To this end, we joined forces with the Red Latino Americana de Egresados de Protección (Latin American Network of Care Leavers), Doncel and UNICEF to raise the voices of children and young people who are living in, or have left, care in Latin America and the Caribbean—where an estimated 189,000 children live in institutional care. Our aim was to shine a light on their lives in care and their transition to independent living, all expressed through their own words. After all, these children and young people are the experts in their own lives.

The research took a deep dive into Brazil, Colombia, Argentina, Peru, Mexico and Bolivia to generate insights into the situation of young care leavers; the process of ageing out of formal child protection systems; and the policies, strategies and actions aimed at supporting this transition.

 

“Children leave the care system simply because they reach the age of 18. They wait for this moment, neither supported to be reintegrated into family… nor prepared for independent life”

 

Courageous and often forgotten children, adolescents and young people who have been separated from their families and lived in care bravely shared the challenges they faced, both while living in institutions and then during the transition to independent life at age 18.

“We aren’t prepared to face life. We are kept in a bubble and in reality that’s not how the society works”
Young woman in care, Colombia
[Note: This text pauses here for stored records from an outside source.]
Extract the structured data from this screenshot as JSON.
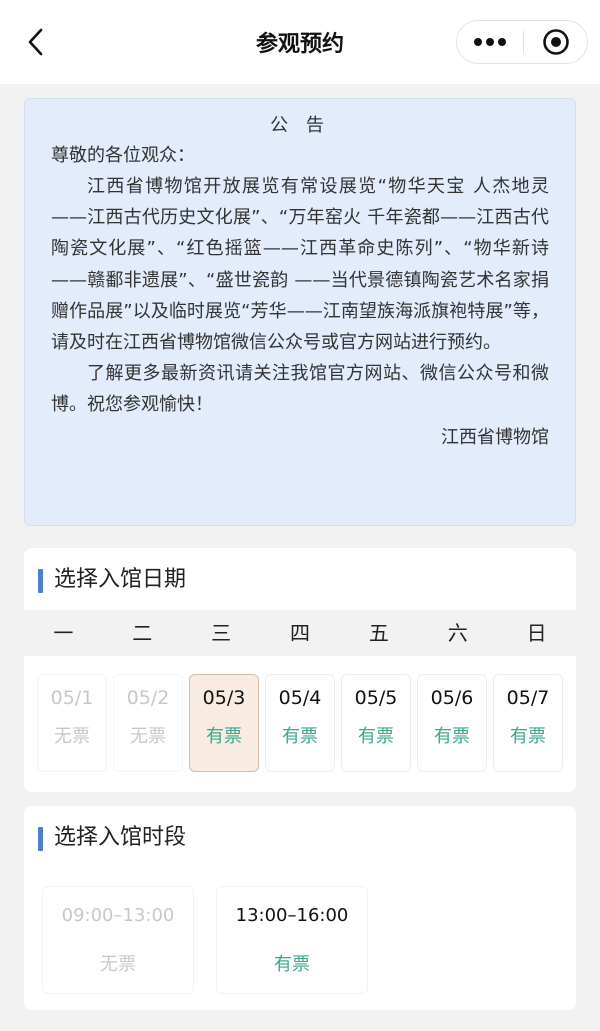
{
  "nav": {
    "title": "参观预约",
    "back_icon": "chevron-left-icon",
    "more_icon": "more-dots-icon",
    "close_icon": "record-close-icon"
  },
  "notice": {
    "title": "公 告",
    "greeting": "尊敬的各位观众：",
    "paragraph1": "江西省博物馆开放展览有常设展览“物华天宝 人杰地灵——江西古代历史文化展”、“万年窑火 千年瓷都——江西古代陶瓷文化展”、“红色摇篮——江西革命史陈列”、“物华新诗——赣鄱非遗展”、“盛世瓷韵 ——当代景德镇陶瓷艺术名家捐赠作品展”以及临时展览“芳华——江南望族海派旗袍特展”等，请及时在江西省博物馆微信公众号或官方网站进行预约。",
    "paragraph2": "了解更多最新资讯请关注我馆官方网站、微信公众号和微博。祝您参观愉快！",
    "signature": "江西省博物馆",
    "background_color": "#e2ecfb"
  },
  "date_section": {
    "title": "选择入馆日期",
    "weekdays": [
      "一",
      "二",
      "三",
      "四",
      "五",
      "六",
      "日"
    ],
    "days": [
      {
        "date": "05/1",
        "status": "无票",
        "available": false,
        "selected": false
      },
      {
        "date": "05/2",
        "status": "无票",
        "available": false,
        "selected": false
      },
      {
        "date": "05/3",
        "status": "有票",
        "available": true,
        "selected": true
      },
      {
        "date": "05/4",
        "status": "有票",
        "available": true,
        "selected": false
      },
      {
        "date": "05/5",
        "status": "有票",
        "available": true,
        "selected": false
      },
      {
        "date": "05/6",
        "status": "有票",
        "available": true,
        "selected": false
      },
      {
        "date": "05/7",
        "status": "有票",
        "available": true,
        "selected": false
      }
    ]
  },
  "time_section": {
    "title": "选择入馆时段",
    "slots": [
      {
        "time": "09:00–13:00",
        "status": "无票",
        "available": false
      },
      {
        "time": "13:00–16:00",
        "status": "有票",
        "available": true
      }
    ]
  },
  "colors": {
    "accent_bar": "#4f7ecf",
    "available_text": "#3aa78e",
    "disabled_text": "#c8c8c8",
    "selected_bg": "#f8ebe2"
  }
}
“I entered the institution when I was 11 months old, I mean, I was a baby. Nobody told me anything… when I was growing up they didn’t tell me anything either, I just knew it. When the girls turned 18, they were gone”
Young care leaver, Mexico

 

 
As one care leaver explains in this video, children leave the care system simply because they reach the age of 18. They wait for this moment, neither supported to be reintegrated into family or alternative care before this age nor prepared for independent life when they reach adulthood.

 

“Children [were involved] throughout the research process—from research design to focus groups and developing the research recommendations”

 

With its membership of local NGOs and care leavers themselves, the Latin American Network of Care Leavers was in the ideal position to involve children throughout the research process—from research design to focus groups and developing the research recommendations. This participation drew on their unique knowledge about their lives, needs and concerns, and encouraged expression of their own ideas and views based on their direct experience. We know that such engagement also pays dividends in terms of personal development, tolerance and respect for others, and accountability… which all help to strengthen the capacity of children and young people and the social structures around them.

This culminated in August with the launch of Más Autonomía, Más Derechos (2020) (‘More Independence, More Rights’), the resulting report that brings the voices of children and adolescents to the fore. The virtual launch of the research saw young members of the network contribute to the discussion on public policies that support the transition from institutional care into independent living, and reflect on the contributions of this research in the context of the Coronavirus pandemic and the renewed challenges that alternative care systems face in Latin America.

 

“The idea that children and adolescents have nothing to tell us needs to be eradicated” Luis Pedernera, Chair of the Committee on the Rights of the Child, United Nations

 

The research process helped young care leavers find their voices. Now, together with UNICEF and local NGOs, these powerful advocates are speaking directly to their governments to make their experiences visible and to make a change. Their perspectives must drive the urgency and priorities for deep reform to child care and protection systems in Brazil, Colombia, Argentina, Peru, Mexico and Bolivia; across Latin America; and indeed, globally. Their experience shows that institutional care does not meet the best interests of the child and must be phased out as we move towards family strengthening and family and community-based solutions.

This research brings life to the urgency of upholding children’s rights and implementing the UN Guidelines on Alternative Care. Luis Pedernera, the Chair of the Committee on the Rights of the Child, spoke to young care leavers during the launch to highlight how the UN seeks to improve child protection and care systems. His message was clear: “The idea that children and adolescents have nothing to tell us needs to be eradicated.”

Having spent the past five years working with governments and NGOs across Latin America to build new pathways for the care and protection of children, I know all too well that children and young people are often left out of the debate. The courage of these children and young people to speak up has inspired me. They are orienting their national governments and other decision makers on the way forward. It is our responsibility to listen.